Marylis Ramos (left, above) is director at Savills Earth Advisory and Eri Mitsostergiou is world research director at Savills.
The British Property Federation has slammed the UK government's latest Net Zero report as "another statement of intent when what we need is urgent action".
This week, the UK government published Powering Up Britain: The Net Zero Growth Plan, which outlines a number of measures for the nation's transition to Net Zero, including more investment in nuclear energy and carbon capture, as well as quotas for the installation of heat pumps and sales of electric cars.
Melanie Leech, chief executive of the British Property Federation (pictured above), said: “If government is serious about achieving Net Zero by 2050 there must be more recognition of the challenges in decarbonising the built environment, which accounts for around 25% of UK emissions.

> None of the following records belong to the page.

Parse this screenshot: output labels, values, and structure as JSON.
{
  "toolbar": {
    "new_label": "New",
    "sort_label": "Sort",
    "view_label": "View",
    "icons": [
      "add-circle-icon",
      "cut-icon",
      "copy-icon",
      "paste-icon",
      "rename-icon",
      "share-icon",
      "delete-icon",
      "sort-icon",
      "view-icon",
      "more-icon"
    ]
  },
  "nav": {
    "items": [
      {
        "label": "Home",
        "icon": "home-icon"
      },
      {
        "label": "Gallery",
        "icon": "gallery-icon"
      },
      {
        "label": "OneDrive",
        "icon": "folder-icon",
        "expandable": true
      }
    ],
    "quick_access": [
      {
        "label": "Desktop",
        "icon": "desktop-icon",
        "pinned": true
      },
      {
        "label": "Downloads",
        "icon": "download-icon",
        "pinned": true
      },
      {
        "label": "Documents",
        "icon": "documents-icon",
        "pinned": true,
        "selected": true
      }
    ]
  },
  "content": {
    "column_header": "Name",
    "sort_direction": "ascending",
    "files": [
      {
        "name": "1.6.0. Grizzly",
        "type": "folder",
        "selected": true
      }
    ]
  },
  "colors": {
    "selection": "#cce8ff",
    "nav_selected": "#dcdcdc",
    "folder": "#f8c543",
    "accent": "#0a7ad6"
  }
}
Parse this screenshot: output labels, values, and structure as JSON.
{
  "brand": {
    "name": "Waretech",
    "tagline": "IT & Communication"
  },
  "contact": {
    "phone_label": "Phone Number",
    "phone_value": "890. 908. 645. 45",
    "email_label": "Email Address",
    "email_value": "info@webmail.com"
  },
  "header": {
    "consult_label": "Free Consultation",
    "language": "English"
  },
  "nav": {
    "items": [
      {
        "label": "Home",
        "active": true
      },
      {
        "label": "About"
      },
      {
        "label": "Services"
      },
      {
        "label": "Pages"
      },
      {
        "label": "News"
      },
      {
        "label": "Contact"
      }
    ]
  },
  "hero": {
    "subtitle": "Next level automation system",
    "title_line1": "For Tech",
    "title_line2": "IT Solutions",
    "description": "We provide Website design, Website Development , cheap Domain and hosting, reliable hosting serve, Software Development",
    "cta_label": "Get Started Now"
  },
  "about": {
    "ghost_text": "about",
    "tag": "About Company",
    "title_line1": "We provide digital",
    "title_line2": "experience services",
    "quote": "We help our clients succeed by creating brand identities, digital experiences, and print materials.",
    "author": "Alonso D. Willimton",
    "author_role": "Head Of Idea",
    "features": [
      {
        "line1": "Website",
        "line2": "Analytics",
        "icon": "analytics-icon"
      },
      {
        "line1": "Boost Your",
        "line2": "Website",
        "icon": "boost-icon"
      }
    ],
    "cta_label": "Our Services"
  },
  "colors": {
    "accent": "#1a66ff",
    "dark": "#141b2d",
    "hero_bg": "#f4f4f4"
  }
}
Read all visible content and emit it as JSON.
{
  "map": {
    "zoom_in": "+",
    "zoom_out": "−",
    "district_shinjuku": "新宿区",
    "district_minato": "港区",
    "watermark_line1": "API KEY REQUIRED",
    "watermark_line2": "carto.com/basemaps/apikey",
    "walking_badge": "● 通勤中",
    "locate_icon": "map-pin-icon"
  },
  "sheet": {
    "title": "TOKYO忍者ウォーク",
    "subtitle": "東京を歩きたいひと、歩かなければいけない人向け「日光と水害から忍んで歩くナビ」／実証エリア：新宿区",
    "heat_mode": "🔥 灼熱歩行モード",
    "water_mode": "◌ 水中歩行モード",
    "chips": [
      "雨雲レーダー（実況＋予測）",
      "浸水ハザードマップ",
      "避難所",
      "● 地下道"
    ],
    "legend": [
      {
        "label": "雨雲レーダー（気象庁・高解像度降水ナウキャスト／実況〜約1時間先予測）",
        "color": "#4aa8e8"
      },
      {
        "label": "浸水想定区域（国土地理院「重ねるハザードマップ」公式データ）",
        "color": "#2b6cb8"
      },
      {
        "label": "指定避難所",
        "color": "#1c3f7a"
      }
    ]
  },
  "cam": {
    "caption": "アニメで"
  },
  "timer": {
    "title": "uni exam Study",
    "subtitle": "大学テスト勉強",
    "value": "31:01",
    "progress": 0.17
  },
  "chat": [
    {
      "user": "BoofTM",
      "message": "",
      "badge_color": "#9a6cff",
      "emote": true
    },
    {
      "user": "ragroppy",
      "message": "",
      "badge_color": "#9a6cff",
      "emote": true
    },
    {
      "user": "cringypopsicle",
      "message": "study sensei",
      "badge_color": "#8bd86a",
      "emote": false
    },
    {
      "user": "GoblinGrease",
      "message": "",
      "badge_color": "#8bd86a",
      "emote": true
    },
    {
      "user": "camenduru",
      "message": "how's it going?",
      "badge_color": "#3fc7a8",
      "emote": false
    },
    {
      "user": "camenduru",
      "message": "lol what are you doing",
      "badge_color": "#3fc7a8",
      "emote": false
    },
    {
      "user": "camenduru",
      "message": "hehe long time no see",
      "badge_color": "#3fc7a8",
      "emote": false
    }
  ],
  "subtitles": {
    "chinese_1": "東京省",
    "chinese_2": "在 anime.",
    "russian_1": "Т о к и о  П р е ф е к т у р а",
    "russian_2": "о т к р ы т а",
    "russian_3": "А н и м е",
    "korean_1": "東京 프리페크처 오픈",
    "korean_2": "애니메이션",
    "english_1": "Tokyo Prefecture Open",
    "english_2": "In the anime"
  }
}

“While the report acknowledges the planning ‘bottleneck’ in updating historic and listed buildings, there must be more urgency in aligning the planning system to the net zero agenda and a national retrofit strategy that supports and incentivises green refurbishment.
“We also need clarity on minimum energy efficiency standards and regulation that establishes a clear and consistent methodology for measuring the environmental performance of a building over its full life cycle, which will guide the property sector in how to approach development and refurbishment.
“The property sector is fully committed to net-zero but Government must seize the moment and deliver bolder and more ambitious policies that will support the rapid change needed.”